“After a kids’ party at a neighbour’s house, I saw a photo of my sons on Facebook,” she says. “I wasn’t too thrilled. I took the time to tell my friends they had to ask my permission before posting anything about my children. They didn’t mean to do anything wrong, they just didn’t think it through.”

According to Jolicoeur, attitudes are changing and people are increasingly aware of the dangers of posting photos and videos of minors. “We can tell the people close to us we want to take steps to avoid any harmful consequences,” she says. “The important thing is to talk to them to raise awareness and open up a dialogue.”

Do you know about the right to control photos and videos of yourself?
Did you know that unless you are in a public place or at a public event, no one can share a photo or video of you without your consent?

This is because of the right to control photos and videos of yourself.

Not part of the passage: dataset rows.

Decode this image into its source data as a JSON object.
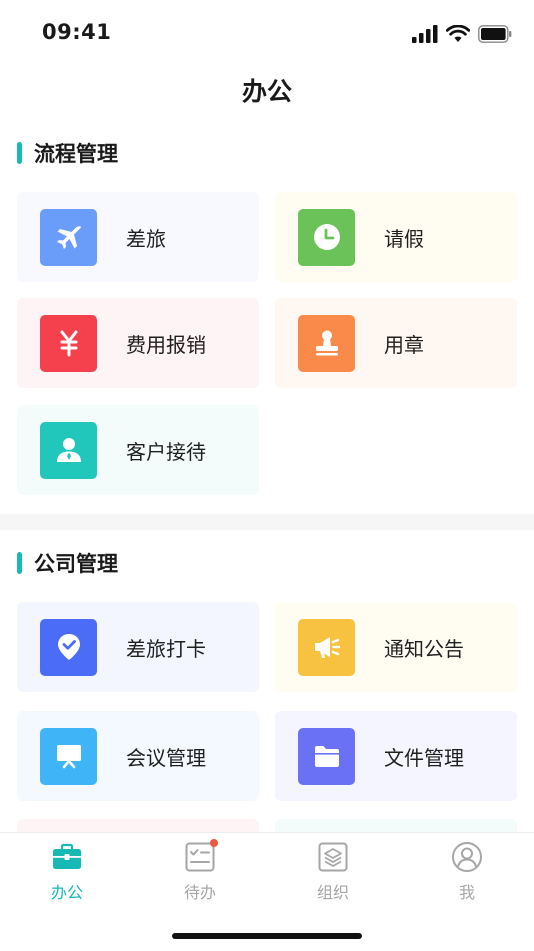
{
  "status_bar": {
    "time": "09:41"
  },
  "header": {
    "title": "办公"
  },
  "sections": [
    {
      "title": "流程管理",
      "items": [
        {
          "label": "差旅",
          "icon": "airplane-icon",
          "icon_color": "#6a9cf9",
          "card_bg": "#f7f9ff"
        },
        {
          "label": "请假",
          "icon": "clock-icon",
          "icon_color": "#6ac259",
          "card_bg": "#fffcf2"
        },
        {
          "label": "费用报销",
          "icon": "yen-icon",
          "icon_color": "#f5404e",
          "card_bg": "#fff4f5"
        },
        {
          "label": "用章",
          "icon": "stamp-icon",
          "icon_color": "#fa8a4a",
          "card_bg": "#fff7f2"
        },
        {
          "label": "客户接待",
          "icon": "reception-icon",
          "icon_color": "#22c7bb",
          "card_bg": "#f3fcfb"
        }
      ]
    },
    {
      "title": "公司管理",
      "items": [
        {
          "label": "差旅打卡",
          "icon": "location-check-icon",
          "icon_color": "#4a6cf7",
          "card_bg": "#f3f6ff"
        },
        {
          "label": "通知公告",
          "icon": "megaphone-icon",
          "icon_color": "#f7c240",
          "card_bg": "#fffcf2"
        },
        {
          "label": "会议管理",
          "icon": "presentation-icon",
          "icon_color": "#3fb4f7",
          "card_bg": "#f4f9ff"
        },
        {
          "label": "文件管理",
          "icon": "folder-icon",
          "icon_color": "#6b71f5",
          "card_bg": "#f5f5ff"
        }
      ]
    }
  ],
  "tabbar": {
    "accent_color": "#17b9b4",
    "tabs": [
      {
        "label": "办公",
        "icon": "briefcase-icon",
        "active": true
      },
      {
        "label": "待办",
        "icon": "checklist-icon",
        "active": false,
        "badge": true
      },
      {
        "label": "组织",
        "icon": "layers-icon",
        "active": false
      },
      {
        "label": "我",
        "icon": "profile-icon",
        "active": false
      }
    ]
  }
}
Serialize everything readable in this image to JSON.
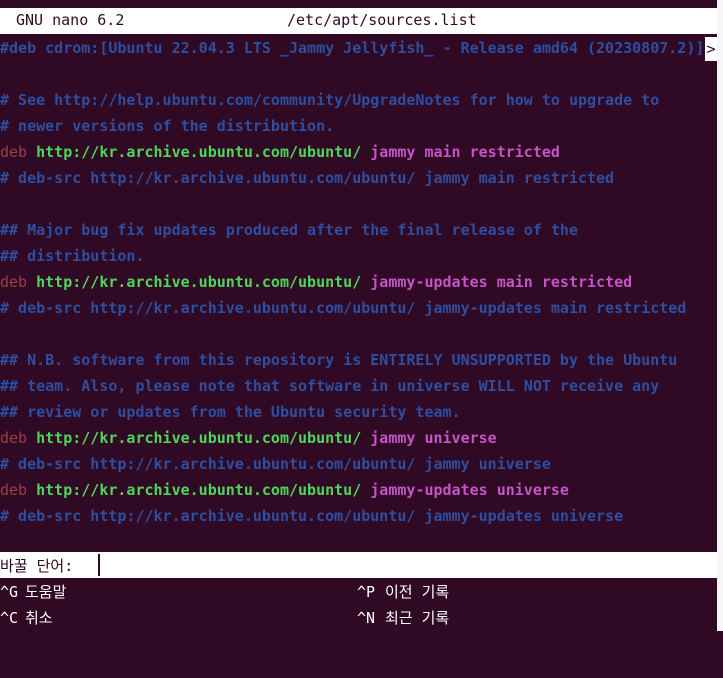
{
  "titlebar": {
    "app": "GNU nano 6.2",
    "filename": "/etc/apt/sources.list"
  },
  "lines": [
    {
      "segments": [
        {
          "text": "#deb cdrom:[Ubuntu 22.04.3 LTS _Jammy Jellyfish_ - Release amd64 (20230807.2)]",
          "cls": "c-comment"
        }
      ],
      "cut_marker": ">"
    },
    {
      "segments": []
    },
    {
      "segments": [
        {
          "text": "# See http://help.ubuntu.com/community/UpgradeNotes for how to upgrade to",
          "cls": "c-comment"
        }
      ]
    },
    {
      "segments": [
        {
          "text": "# newer versions of the distribution.",
          "cls": "c-comment"
        }
      ]
    },
    {
      "segments": [
        {
          "text": "deb ",
          "cls": "c-deb"
        },
        {
          "text": "http://kr.archive.ubuntu.com/ubuntu/ ",
          "cls": "c-url"
        },
        {
          "text": "jammy main restricted",
          "cls": "c-kw"
        }
      ]
    },
    {
      "segments": [
        {
          "text": "# deb-src http://kr.archive.ubuntu.com/ubuntu/ jammy main restricted",
          "cls": "c-comment"
        }
      ]
    },
    {
      "segments": []
    },
    {
      "segments": [
        {
          "text": "## Major bug fix updates produced after the final release of the",
          "cls": "c-comment"
        }
      ]
    },
    {
      "segments": [
        {
          "text": "## distribution.",
          "cls": "c-comment"
        }
      ]
    },
    {
      "segments": [
        {
          "text": "deb ",
          "cls": "c-deb"
        },
        {
          "text": "http://kr.archive.ubuntu.com/ubuntu/ ",
          "cls": "c-url"
        },
        {
          "text": "jammy-updates main restricted",
          "cls": "c-kw"
        }
      ]
    },
    {
      "segments": [
        {
          "text": "# deb-src http://kr.archive.ubuntu.com/ubuntu/ jammy-updates main restricted",
          "cls": "c-comment"
        }
      ]
    },
    {
      "segments": []
    },
    {
      "segments": [
        {
          "text": "## N.B. software from this repository is ENTIRELY UNSUPPORTED by the Ubuntu",
          "cls": "c-comment"
        }
      ]
    },
    {
      "segments": [
        {
          "text": "## team. Also, please note that software in universe WILL NOT receive any",
          "cls": "c-comment"
        }
      ]
    },
    {
      "segments": [
        {
          "text": "## review or updates from the Ubuntu security team.",
          "cls": "c-comment"
        }
      ]
    },
    {
      "segments": [
        {
          "text": "deb ",
          "cls": "c-deb"
        },
        {
          "text": "http://kr.archive.ubuntu.com/ubuntu/ ",
          "cls": "c-url"
        },
        {
          "text": "jammy universe",
          "cls": "c-kw"
        }
      ]
    },
    {
      "segments": [
        {
          "text": "# deb-src http://kr.archive.ubuntu.com/ubuntu/ jammy universe",
          "cls": "c-comment"
        }
      ]
    },
    {
      "segments": [
        {
          "text": "deb ",
          "cls": "c-deb"
        },
        {
          "text": "http://kr.archive.ubuntu.com/ubuntu/ ",
          "cls": "c-url"
        },
        {
          "text": "jammy-updates universe",
          "cls": "c-kw"
        }
      ]
    },
    {
      "segments": [
        {
          "text": "# deb-src http://kr.archive.ubuntu.com/ubuntu/ jammy-updates universe",
          "cls": "c-comment"
        }
      ]
    }
  ],
  "prompt": {
    "label": "바꿀 단어:",
    "value": ""
  },
  "shortcuts": [
    {
      "key": "^G",
      "label": "도움말"
    },
    {
      "key": "^P",
      "label": "이전 기록"
    },
    {
      "key": "^C",
      "label": "취소"
    },
    {
      "key": "^N",
      "label": "최근 기록"
    }
  ],
  "colors": {
    "background": "#300a24",
    "comment": "#2d4ea1",
    "url": "#4fd65a",
    "keyword": "#c454c8",
    "deb": "#a33b46",
    "bar": "#ffffff"
  }
}
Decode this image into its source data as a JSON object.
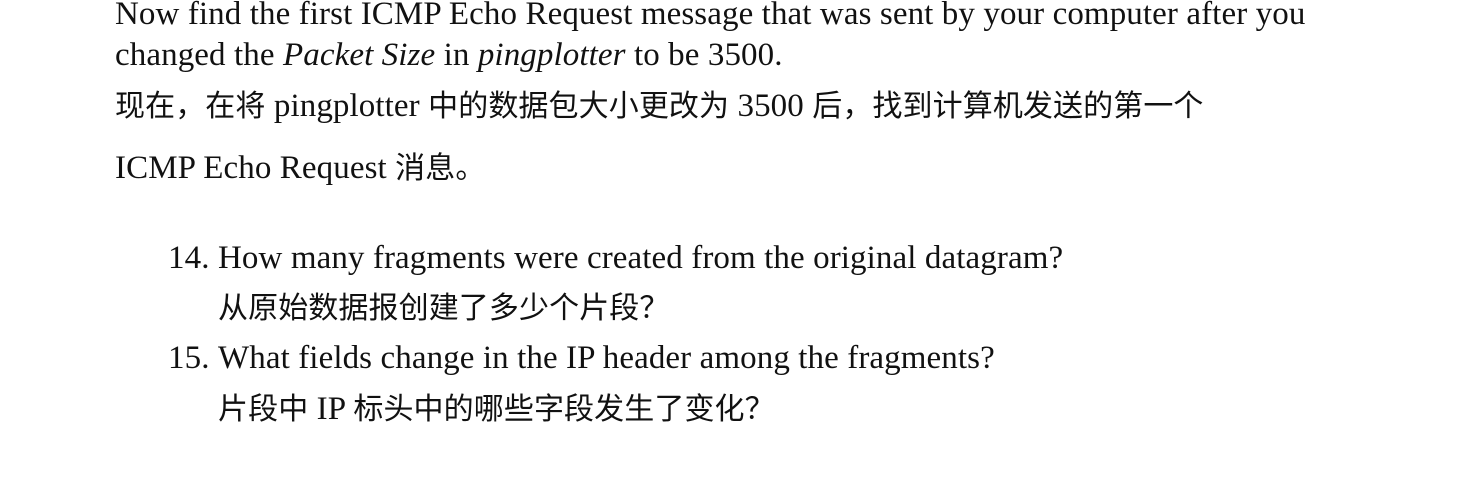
{
  "paragraph_en": {
    "line1": "Now find the first ICMP Echo Request message that was sent by your computer after you",
    "line2_prefix": "changed the ",
    "line2_italic1": "Packet Size",
    "line2_mid": " in ",
    "line2_italic2": "pingplotter",
    "line2_suffix": " to be 3500."
  },
  "paragraph_zh": {
    "line1_a": "现在，在将",
    "line1_b": " pingplotter ",
    "line1_c": "中的数据包大小更改为",
    "line1_d": " 3500 ",
    "line1_e": "后，找到计算机发送的第一个",
    "line2_a": "ICMP Echo Request ",
    "line2_b": "消息。"
  },
  "questions": [
    {
      "number": "14.",
      "en": "How many fragments were created from the original datagram?",
      "zh": "从原始数据报创建了多少个片段？"
    },
    {
      "number": "15.",
      "en": "What fields change in the IP header among the fragments?",
      "zh_a": "片段中",
      "zh_b": " IP ",
      "zh_c": "标头中的哪些字段发生了变化？"
    }
  ]
}
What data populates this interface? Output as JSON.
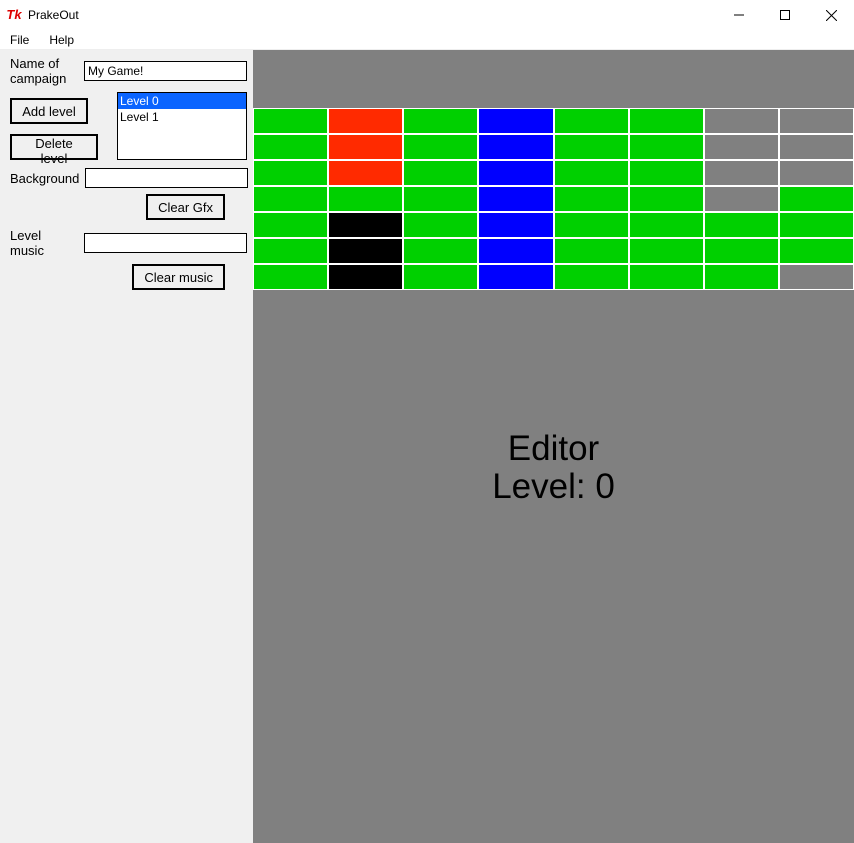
{
  "window": {
    "app_icon_text": "Tk",
    "title": "PrakeOut"
  },
  "menubar": {
    "file": "File",
    "help": "Help"
  },
  "sidebar": {
    "campaign_label": "Name of campaign",
    "campaign_value": "My Game!",
    "add_level_btn": "Add level",
    "delete_level_btn": "Delete level",
    "levels": [
      "Level 0",
      "Level 1"
    ],
    "selected_level_index": 0,
    "background_label": "Background",
    "background_value": "",
    "clear_gfx_btn": "Clear Gfx",
    "level_music_label": "Level music",
    "level_music_value": "",
    "clear_music_btn": "Clear music"
  },
  "canvas": {
    "label_line1": "Editor",
    "label_line2": "Level: 0",
    "brick_colors": {
      "g": "#00d000",
      "r": "#ff2a00",
      "b": "#0000ff",
      "k": "#000000",
      "s": "#808080"
    },
    "grid": [
      [
        "g",
        "r",
        "g",
        "b",
        "g",
        "g",
        "s",
        "s"
      ],
      [
        "g",
        "r",
        "g",
        "b",
        "g",
        "g",
        "s",
        "s"
      ],
      [
        "g",
        "r",
        "g",
        "b",
        "g",
        "g",
        "s",
        "s"
      ],
      [
        "g",
        "g",
        "g",
        "b",
        "g",
        "g",
        "s",
        "g"
      ],
      [
        "g",
        "k",
        "g",
        "b",
        "g",
        "g",
        "g",
        "g"
      ],
      [
        "g",
        "k",
        "g",
        "b",
        "g",
        "g",
        "g",
        "g"
      ],
      [
        "g",
        "k",
        "g",
        "b",
        "g",
        "g",
        "g",
        "s"
      ]
    ]
  }
}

Children also have these rights: parental authorization is required to post and share images of them. Under the Civil Code of Québec, both parents’ authorization must be obtained, regardless of whether they are separated, before images of their child are posted. However, one parent can make this decision on their own if they assume, in good faith, that the other parent agrees.

Beware connected toys

These days, there are hundreds of connected toys on the market. While they may seem harmless at first glance, they can increase the risk of personal data leaks.

These days, there are hundreds of connected toys on the market. While they may seem harmless at first glance, they can increase the risk of personal data leaks.

The interactive My Friend Cayla doll, for instance, made headlines a few years ago. Able to talk and answer children’s questions, the toy was banned in Germany due to privacy risks.

The cameras, microphones, and sensors built into connected toys enable companies to collect a wealth of data on the children who play with them. For example, camera footage or conversations your child may have with their smart teddy bear can be recorded and stored on the manufacturer’s or external servers.

What’s more, as with any connected device, these toys are liable to security flaws that increase the risk of personal data being leaked and made vulnerable to bad actors. This happened in Canada a few years ago when hackers accessed the data of hundreds of thousands of children via the servers of a children’s tablet manufacturer.

The number of reports received each month by the Canadian Centre for Child Protection concerning images of children.

How to make connected toys safer

Before purchasing or using a connected toy for their child, parents should research the manufacturer and read the information it provides, including the fine print (e.g., FAQs, privacy policy). Does the company supply clear and complete information on data protection? “When in doubt, don’t buy the toy,” says Alexandre Plourde, a lawyer and an analyst at Option consommateurs.

It’s also wise to configure smart toys so they’re secure. Plourde recommends that parents restrict certain parameters if the option exists. They should also enter as little information as possible about their child (first and last name, birth date, etc.) and disable Bluetooth (used for geolocation).

Lastly, be careful when using apps for children; they’re no different from any other apps. Just like other users, children leave a digital footprint every time they play an online game. Some games require the user to create a profile, or they send daily notifications to their mobile device. Both of these things allow companies to learn more about the user and their habits.

Things to keep in mind
  • There are risks to posting photos, videos, and information about your child online.
  • When they’re older, your child may not be comfortable with the personal information you’ve shared. It could also fall into the wrong hands (bullies, scammers, child abusers, etc.).
  • It’s better to limit how often you post about your child and, if they’re old enough, to ask for their consent first.
Naître et grandir

Source: Naître et grandir magazine, January–February 2024
Research and copywriting: Maude Goyer
Scientific review: Simon du Perron, lawyer specializing in cybersecurity, privacy, and personal information protection

Photos (in order): GettyImages/SanyaSM, GettyImages/mapodile, GettyImages/dusanpetkovic, GettyImages/AaronAmat, and GettyImages/DmitryPK